History Of African Dance Culture – South African Tribes Dance
African dance is polycentric, which sets it aside from most other dance traditions on the planet. African dance has traditionally played an important role in the culture from the tribes.
African dances tend to explain the lives and feelings of the African individual, a couple or perhaps an entire community. African dance has traditionally played an important role in the culture from the tribes. Much more than entertainment, dances communicate emotions, celebrate rites of passage, and help strengthen the bonds between members from the tribe as a whole. African dance is polycentric, which sets it aside from most other dance traditions on the planet. As explained by the National Museum of African Art, which means that the dancer’s body is segmented into separate regions of movement, with each area having the ability to move to different rhythms inside the music. Known as “isolations” in choreographic terms, these moves are very complex and difficult to master.
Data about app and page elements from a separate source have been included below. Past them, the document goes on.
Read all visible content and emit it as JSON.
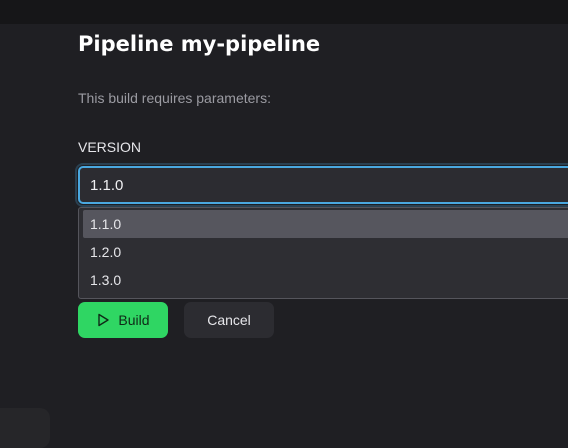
{
  "page": {
    "title": "Pipeline my-pipeline",
    "subtitle": "This build requires parameters:"
  },
  "parameter": {
    "label": "VERSION",
    "value": "1.1.0",
    "options": [
      "1.1.0",
      "1.2.0",
      "1.3.0"
    ],
    "highlighted_option": "1.1.0"
  },
  "actions": {
    "build_label": "Build",
    "cancel_label": "Cancel",
    "build_icon": "play-icon"
  },
  "colors": {
    "accent_green": "#2fd663",
    "focus_blue": "#4aa8e0"
  }
}
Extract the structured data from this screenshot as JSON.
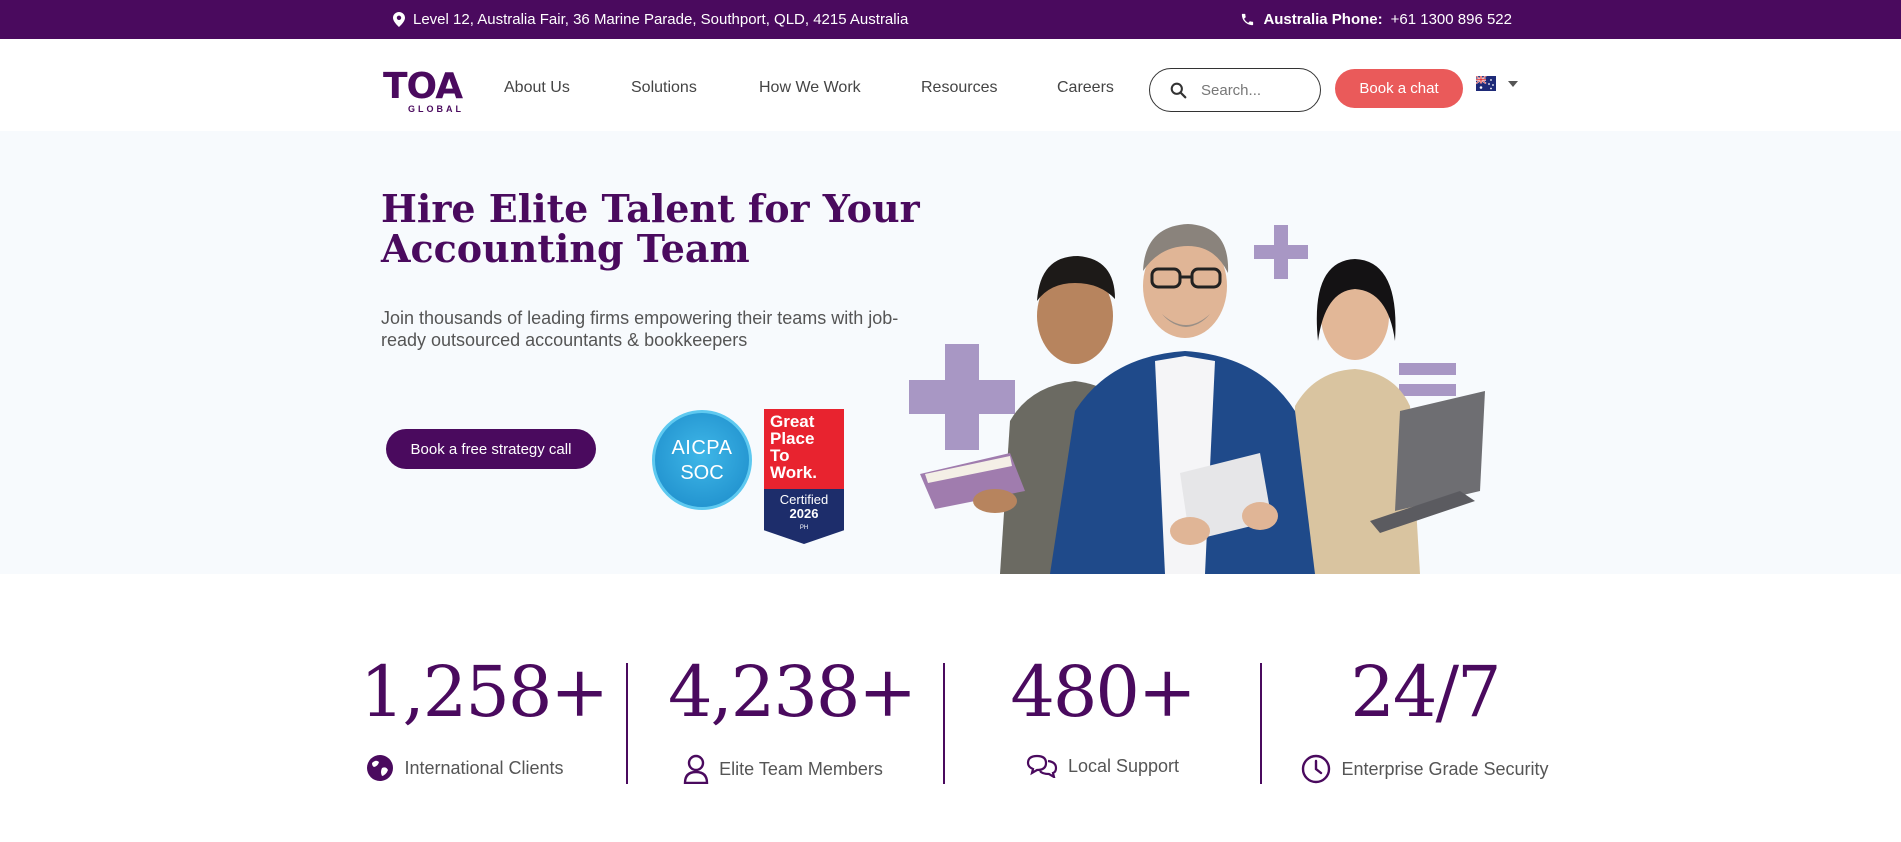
{
  "topbar": {
    "address": "Level 12, Australia Fair, 36 Marine Parade, Southport, QLD, 4215 Australia",
    "phone_label": "Australia Phone:",
    "phone_number": "+61 1300 896 522",
    "icons": [
      "map-pin-icon",
      "phone-icon"
    ]
  },
  "header": {
    "logo_main": "TOA",
    "logo_sub": "GLOBAL",
    "nav": [
      "About Us",
      "Solutions",
      "How We Work",
      "Resources",
      "Careers"
    ],
    "search_placeholder": "Search...",
    "chat_button": "Book a chat"
  },
  "hero": {
    "title": "Hire Elite Talent for Your Accounting Team",
    "subtitle": "Join thousands of leading firms empowering their teams with job-ready outsourced accountants & bookkeepers",
    "cta": "Book a free strategy call",
    "aicpa": {
      "line1": "AICPA",
      "line2": "SOC"
    },
    "gptw": {
      "line1": "Great",
      "line2": "Place",
      "line3": "To",
      "line4": "Work.",
      "certified": "Certified",
      "year": "2026",
      "country": "PH"
    }
  },
  "stats": [
    {
      "value": "1,258+",
      "label": "International Clients",
      "icon": "globe-icon"
    },
    {
      "value": "4,238+",
      "label": "Elite Team Members",
      "icon": "user-icon"
    },
    {
      "value": "480+",
      "label": "Local Support",
      "icon": "chat-icon"
    },
    {
      "value": "24/7",
      "label": "Enterprise Grade Security",
      "icon": "clock-icon"
    }
  ],
  "colors": {
    "brand": "#4a0a5e",
    "accent": "#ea5a5a",
    "hero_bg": "#f7fafd",
    "plus": "#a897c4"
  }
}
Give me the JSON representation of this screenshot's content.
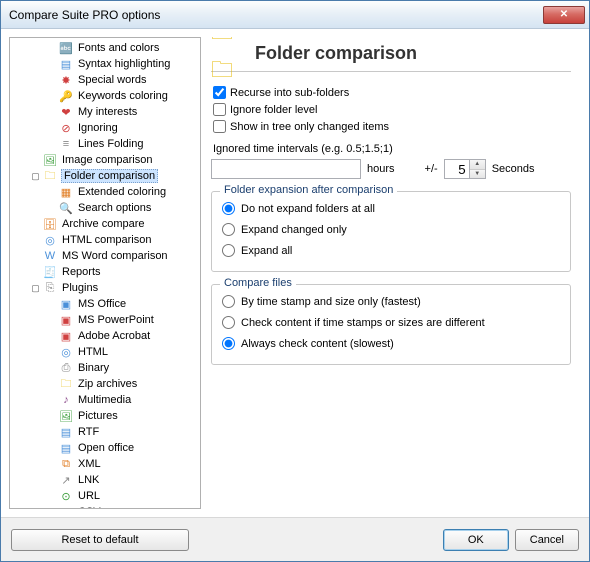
{
  "window": {
    "title": "Compare Suite PRO options"
  },
  "tree": [
    {
      "depth": 2,
      "icon": "🔤",
      "iconCls": "ic-page",
      "label": "Fonts and colors"
    },
    {
      "depth": 2,
      "icon": "▤",
      "iconCls": "ic-page",
      "label": "Syntax highlighting"
    },
    {
      "depth": 2,
      "icon": "✸",
      "iconCls": "ic-red",
      "label": "Special words"
    },
    {
      "depth": 2,
      "icon": "🔑",
      "iconCls": "ic-orange",
      "label": "Keywords coloring"
    },
    {
      "depth": 2,
      "icon": "❤",
      "iconCls": "ic-red",
      "label": "My interests"
    },
    {
      "depth": 2,
      "icon": "⊘",
      "iconCls": "ic-red",
      "label": "Ignoring"
    },
    {
      "depth": 2,
      "icon": "≡",
      "iconCls": "ic-gray",
      "label": "Lines Folding"
    },
    {
      "depth": 1,
      "icon": "🖼",
      "iconCls": "ic-green",
      "label": "Image comparison"
    },
    {
      "depth": 1,
      "toggle": "▣",
      "icon": "🗀",
      "iconCls": "ic-folder",
      "label": "Folder comparison",
      "selected": true
    },
    {
      "depth": 2,
      "icon": "▦",
      "iconCls": "ic-orange",
      "label": "Extended coloring"
    },
    {
      "depth": 2,
      "icon": "🔍",
      "iconCls": "ic-gray",
      "label": "Search options"
    },
    {
      "depth": 1,
      "icon": "🗄",
      "iconCls": "ic-orange",
      "label": "Archive compare"
    },
    {
      "depth": 1,
      "icon": "◎",
      "iconCls": "ic-page",
      "label": "HTML comparison"
    },
    {
      "depth": 1,
      "icon": "W",
      "iconCls": "ic-page",
      "label": "MS Word comparison"
    },
    {
      "depth": 1,
      "icon": "🧾",
      "iconCls": "ic-gray",
      "label": "Reports"
    },
    {
      "depth": 1,
      "toggle": "▣",
      "icon": "⎘",
      "iconCls": "ic-gray",
      "label": "Plugins"
    },
    {
      "depth": 2,
      "icon": "▣",
      "iconCls": "ic-page",
      "label": "MS Office"
    },
    {
      "depth": 2,
      "icon": "▣",
      "iconCls": "ic-red",
      "label": "MS PowerPoint"
    },
    {
      "depth": 2,
      "icon": "▣",
      "iconCls": "ic-red",
      "label": "Adobe Acrobat"
    },
    {
      "depth": 2,
      "icon": "◎",
      "iconCls": "ic-page",
      "label": "HTML"
    },
    {
      "depth": 2,
      "icon": "⎙",
      "iconCls": "ic-gray",
      "label": "Binary"
    },
    {
      "depth": 2,
      "icon": "🗀",
      "iconCls": "ic-folder",
      "label": "Zip archives"
    },
    {
      "depth": 2,
      "icon": "♪",
      "iconCls": "ic-purple",
      "label": "Multimedia"
    },
    {
      "depth": 2,
      "icon": "🖼",
      "iconCls": "ic-green",
      "label": "Pictures"
    },
    {
      "depth": 2,
      "icon": "▤",
      "iconCls": "ic-page",
      "label": "RTF"
    },
    {
      "depth": 2,
      "icon": "▤",
      "iconCls": "ic-page",
      "label": "Open office"
    },
    {
      "depth": 2,
      "icon": "⧉",
      "iconCls": "ic-orange",
      "label": "XML"
    },
    {
      "depth": 2,
      "icon": "↗",
      "iconCls": "ic-gray",
      "label": "LNK"
    },
    {
      "depth": 2,
      "icon": "⊙",
      "iconCls": "ic-green",
      "label": "URL"
    },
    {
      "depth": 2,
      "icon": "▥",
      "iconCls": "ic-green",
      "label": "CSV"
    }
  ],
  "panel": {
    "title": "Folder comparison",
    "check_recurse": "Recurse into sub-folders",
    "check_ignore_level": "Ignore folder level",
    "check_show_changed": "Show in tree only changed items",
    "interval_label": "Ignored time intervals (e.g. 0.5;1.5;1)",
    "hours_label": "hours",
    "plusminus": "+/-",
    "seconds_value": "5",
    "seconds_label": "Seconds",
    "group_expansion": {
      "title": "Folder expansion after comparison",
      "r1": "Do not expand folders at all",
      "r2": "Expand changed only",
      "r3": "Expand all"
    },
    "group_compare": {
      "title": "Compare files",
      "r1": "By time stamp and size only (fastest)",
      "r2": "Check content if time stamps or sizes are different",
      "r3": "Always check content (slowest)"
    }
  },
  "footer": {
    "reset": "Reset to default",
    "ok": "OK",
    "cancel": "Cancel"
  }
}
Most African villages were built with a dance master who taught the people in the tribe from a young age how to perform the various dances. It had been very important that these dances be practiced exactly as taught, with no room for improvisation or ornamentation until complete mastery from the form was achieved. While many of the dances are polycentric in some way, different regions of Africa have very different dances. The Masai are recognized for leaping high in the air, for instance, while the Kalabari emphasize hip motions. In every case, the movements are very precise, and also the same dances you see today have probably been danced the same way for centuries.
South African Tribes Dance
The African dances are classified on the basis of gender and deeply reinforce certain community structures like age, status, context and kinship. South African Dance culture is integral in a country whose history is shot-through with types of dance as an expression of that life’s rich pageant provides. Warriors did it with spears and shields around the battlefield, and once the dust settled, women made it happen with a sexy shuffle within the shebeens or watering holes. Before 1994 once the country joyfully leaped to the well-deserved freedom, its people formed a phalanx against their oppressors having a jump-step protest dance.
And there’s much more to dance culture of Nigeria than the umgubha, patha-patha, and the toyi-toyi. The Nama people from the Northern Cape also have their very own, wild and fast-stepping, way of dancing known as the Nama Reel. To see this for action, you have to visit the Williston Winter Festival in September.South African dance culture could be appreciated across the country in well-equipped venues or perhaps in cosy corners where the dancing is usually done to the din of revelry.
In Johannesburg ballet, contemporary, gumboot, and other forms of cultural dance are performed at the Joburg Theatre in Braamfontein, the Lyric at Gold Reef City, the Victory Theatre in Orange Grove, or if your timing is right, you could catch the versatile and vibrant spread at the FNC Dance Umbrella, the biggest such showcase in Africa.